The Escort Cosworth was Ford’s answer to the Group A rallying regulations, a car born to slug it out in Sweden and battle its way around Britain against the Lancia Delta Integrale, Subaru Impreza and Toyota Celica. Yet although the ‘Scort’s history is well documented, Frank Stephenson, who worked on the car’s design, says the original proposal for the car’s famous rear wing arrangement featured three spoilers based on the Red Baron’s Fokker fighter plane.
Conceived during the end of the 1980s and early ’90s, the Escort Cosworth was the first project that Stephenson was involved with after graduating and working with Ford.
He explains why the aerodynamics of the vehicle were so important for its success in motor sport and how, full of fresh thinking that was yet to be reigned in by Ford’s corporate culture, he dreamed up the idea for a “mahusive” set of rear wings.

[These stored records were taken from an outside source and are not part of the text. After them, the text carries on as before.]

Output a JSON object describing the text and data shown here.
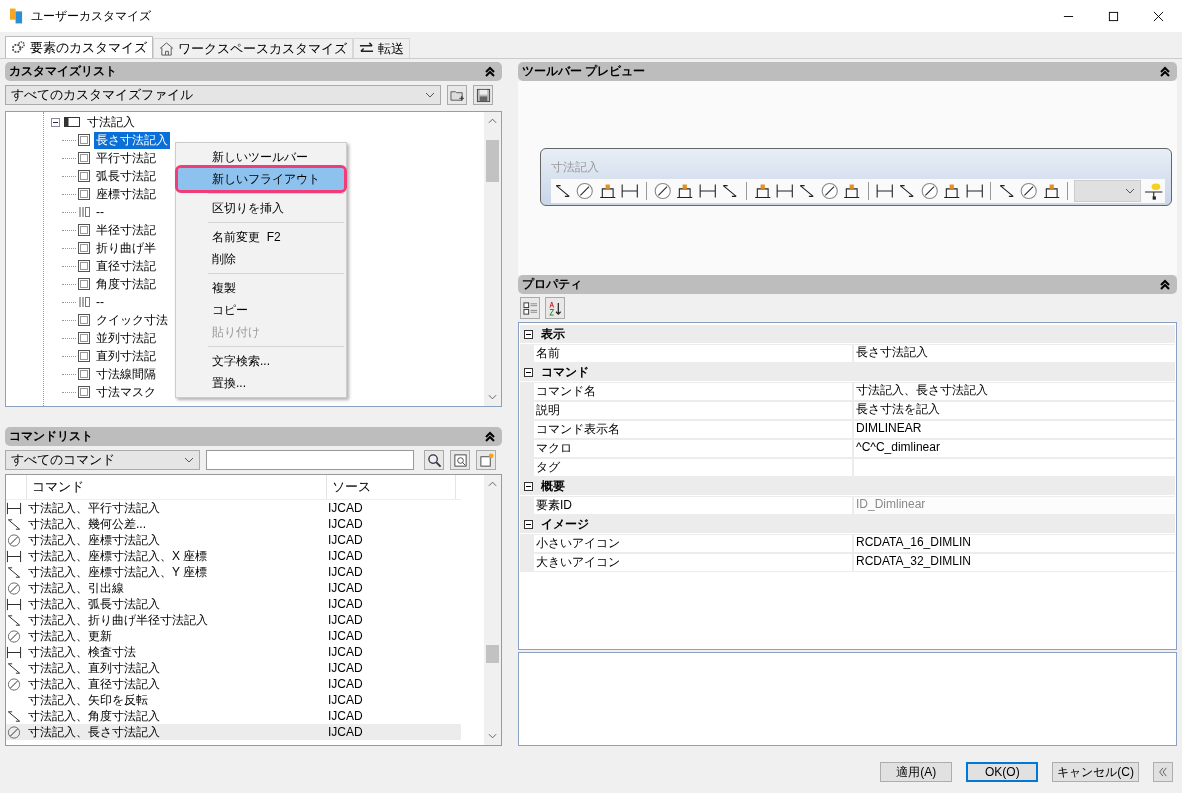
{
  "window": {
    "title": "ユーザーカスタマイズ"
  },
  "tabs": [
    {
      "label": "要素のカスタマイズ",
      "selected": true
    },
    {
      "label": "ワークスペースカスタマイズ",
      "selected": false
    },
    {
      "label": "転送",
      "selected": false
    }
  ],
  "customize_list": {
    "title": "カスタマイズリスト",
    "file_select": "すべてのカスタマイズファイル",
    "tree": {
      "label": "寸法記入",
      "expanded": true,
      "children": [
        {
          "label": "長さ寸法記入",
          "kind": "command",
          "selected": true
        },
        {
          "label": "平行寸法記",
          "kind": "command",
          "selected": false
        },
        {
          "label": "弧長寸法記",
          "kind": "command",
          "selected": false
        },
        {
          "label": "座標寸法記",
          "kind": "command",
          "selected": false
        },
        {
          "label": "--",
          "kind": "separator",
          "selected": false
        },
        {
          "label": "半径寸法記",
          "kind": "command",
          "selected": false
        },
        {
          "label": "折り曲げ半",
          "kind": "command",
          "selected": false
        },
        {
          "label": "直径寸法記",
          "kind": "command",
          "selected": false
        },
        {
          "label": "角度寸法記",
          "kind": "command",
          "selected": false
        },
        {
          "label": "--",
          "kind": "separator",
          "selected": false
        },
        {
          "label": "クイック寸法",
          "kind": "command",
          "selected": false
        },
        {
          "label": "並列寸法記",
          "kind": "command",
          "selected": false
        },
        {
          "label": "直列寸法記",
          "kind": "command",
          "selected": false
        },
        {
          "label": "寸法線間隔",
          "kind": "command",
          "selected": false
        },
        {
          "label": "寸法マスク",
          "kind": "command",
          "selected": false
        }
      ]
    }
  },
  "context_menu": [
    {
      "kind": "item",
      "label": "新しいツールバー",
      "selected": false,
      "disabled": false
    },
    {
      "kind": "item",
      "label": "新しいフライアウト",
      "selected": true,
      "disabled": false
    },
    {
      "kind": "separator"
    },
    {
      "kind": "item",
      "label": "区切りを挿入",
      "selected": false,
      "disabled": false
    },
    {
      "kind": "separator"
    },
    {
      "kind": "item",
      "label": "名前変更",
      "shortcut": "F2",
      "selected": false,
      "disabled": false
    },
    {
      "kind": "item",
      "label": "削除",
      "selected": false,
      "disabled": false
    },
    {
      "kind": "separator"
    },
    {
      "kind": "item",
      "label": "複製",
      "selected": false,
      "disabled": false
    },
    {
      "kind": "item",
      "label": "コピー",
      "selected": false,
      "disabled": false
    },
    {
      "kind": "item",
      "label": "貼り付け",
      "selected": false,
      "disabled": true
    },
    {
      "kind": "separator"
    },
    {
      "kind": "item",
      "label": "文字検索...",
      "selected": false,
      "disabled": false
    },
    {
      "kind": "item",
      "label": "置換...",
      "selected": false,
      "disabled": false
    }
  ],
  "command_list": {
    "title": "コマンドリスト",
    "filter": "すべてのコマンド",
    "columns": [
      "コマンド",
      "ソース"
    ],
    "rows": [
      {
        "command": "寸法記入、平行寸法記入",
        "source": "IJCAD",
        "has_icon": true,
        "selected": false
      },
      {
        "command": "寸法記入、幾何公差...",
        "source": "IJCAD",
        "has_icon": true,
        "selected": false
      },
      {
        "command": "寸法記入、座標寸法記入",
        "source": "IJCAD",
        "has_icon": true,
        "selected": false
      },
      {
        "command": "寸法記入、座標寸法記入、X 座標",
        "source": "IJCAD",
        "has_icon": true,
        "selected": false
      },
      {
        "command": "寸法記入、座標寸法記入、Y 座標",
        "source": "IJCAD",
        "has_icon": true,
        "selected": false
      },
      {
        "command": "寸法記入、引出線",
        "source": "IJCAD",
        "has_icon": true,
        "selected": false
      },
      {
        "command": "寸法記入、弧長寸法記入",
        "source": "IJCAD",
        "has_icon": true,
        "selected": false
      },
      {
        "command": "寸法記入、折り曲げ半径寸法記入",
        "source": "IJCAD",
        "has_icon": true,
        "selected": false
      },
      {
        "command": "寸法記入、更新",
        "source": "IJCAD",
        "has_icon": true,
        "selected": false
      },
      {
        "command": "寸法記入、検査寸法",
        "source": "IJCAD",
        "has_icon": true,
        "selected": false
      },
      {
        "command": "寸法記入、直列寸法記入",
        "source": "IJCAD",
        "has_icon": true,
        "selected": false
      },
      {
        "command": "寸法記入、直径寸法記入",
        "source": "IJCAD",
        "has_icon": true,
        "selected": false
      },
      {
        "command": "寸法記入、矢印を反転",
        "source": "IJCAD",
        "has_icon": false,
        "selected": false
      },
      {
        "command": "寸法記入、角度寸法記入",
        "source": "IJCAD",
        "has_icon": true,
        "selected": false
      },
      {
        "command": "寸法記入、長さ寸法記入",
        "source": "IJCAD",
        "has_icon": true,
        "selected": true
      }
    ]
  },
  "toolbar_preview": {
    "title": "ツールバー プレビュー",
    "toolbar_title": "寸法記入"
  },
  "properties": {
    "title": "プロパティ",
    "categories": [
      {
        "name": "表示",
        "expanded": true,
        "rows": [
          {
            "name": "名前",
            "value": "長さ寸法記入",
            "readonly": false
          }
        ]
      },
      {
        "name": "コマンド",
        "expanded": true,
        "rows": [
          {
            "name": "コマンド名",
            "value": "寸法記入、長さ寸法記入",
            "readonly": false
          },
          {
            "name": "説明",
            "value": "長さ寸法を記入",
            "readonly": false
          },
          {
            "name": "コマンド表示名",
            "value": "DIMLINEAR",
            "readonly": false
          },
          {
            "name": "マクロ",
            "value": "^C^C_dimlinear",
            "readonly": false
          },
          {
            "name": "タグ",
            "readonly": false
          }
        ]
      },
      {
        "name": "概要",
        "expanded": true,
        "rows": [
          {
            "name": "要素ID",
            "value": "ID_Dimlinear",
            "readonly": true
          }
        ]
      },
      {
        "name": "イメージ",
        "expanded": true,
        "rows": [
          {
            "name": "小さいアイコン",
            "value": "RCDATA_16_DIMLIN",
            "readonly": false
          },
          {
            "name": "大きいアイコン",
            "value": "RCDATA_32_DIMLIN",
            "readonly": false
          }
        ]
      }
    ]
  },
  "buttons": [
    {
      "label": "適用(A)",
      "default": false
    },
    {
      "label": "OK(O)",
      "default": true
    },
    {
      "label": "キャンセル(C)",
      "default": false
    }
  ]
}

“I was incredibly inspired by the Fokker DR1… the Red Baron’s plane, the three-winger that was very successful in World War One,” says Stephenson. He says wind tunnel tests on the three-wing arrangement were successful, but the idea did not survive Ford’s infamously tough ‘cost-down’ meetings.
As the name suggests, cost-down meetings are where the finance department attempts to make a production car more profitable. Losing the middle wing, says Stephenson, was calculated to save five deutschmarks from the car’s “bill of materials.”
“That always felt for me like a big loss in terms of design. It’s still considered one of the iconic designs of the 80s [sic] but for me it always felt like this was a child that had been born with nine fingers instead of 10.”
In 2017, Wheel Dealers, the motoring TV show, put Stephenson’s design to the test and added it to an Escort Cosworth. You can catch up with the highlights of that episode, below.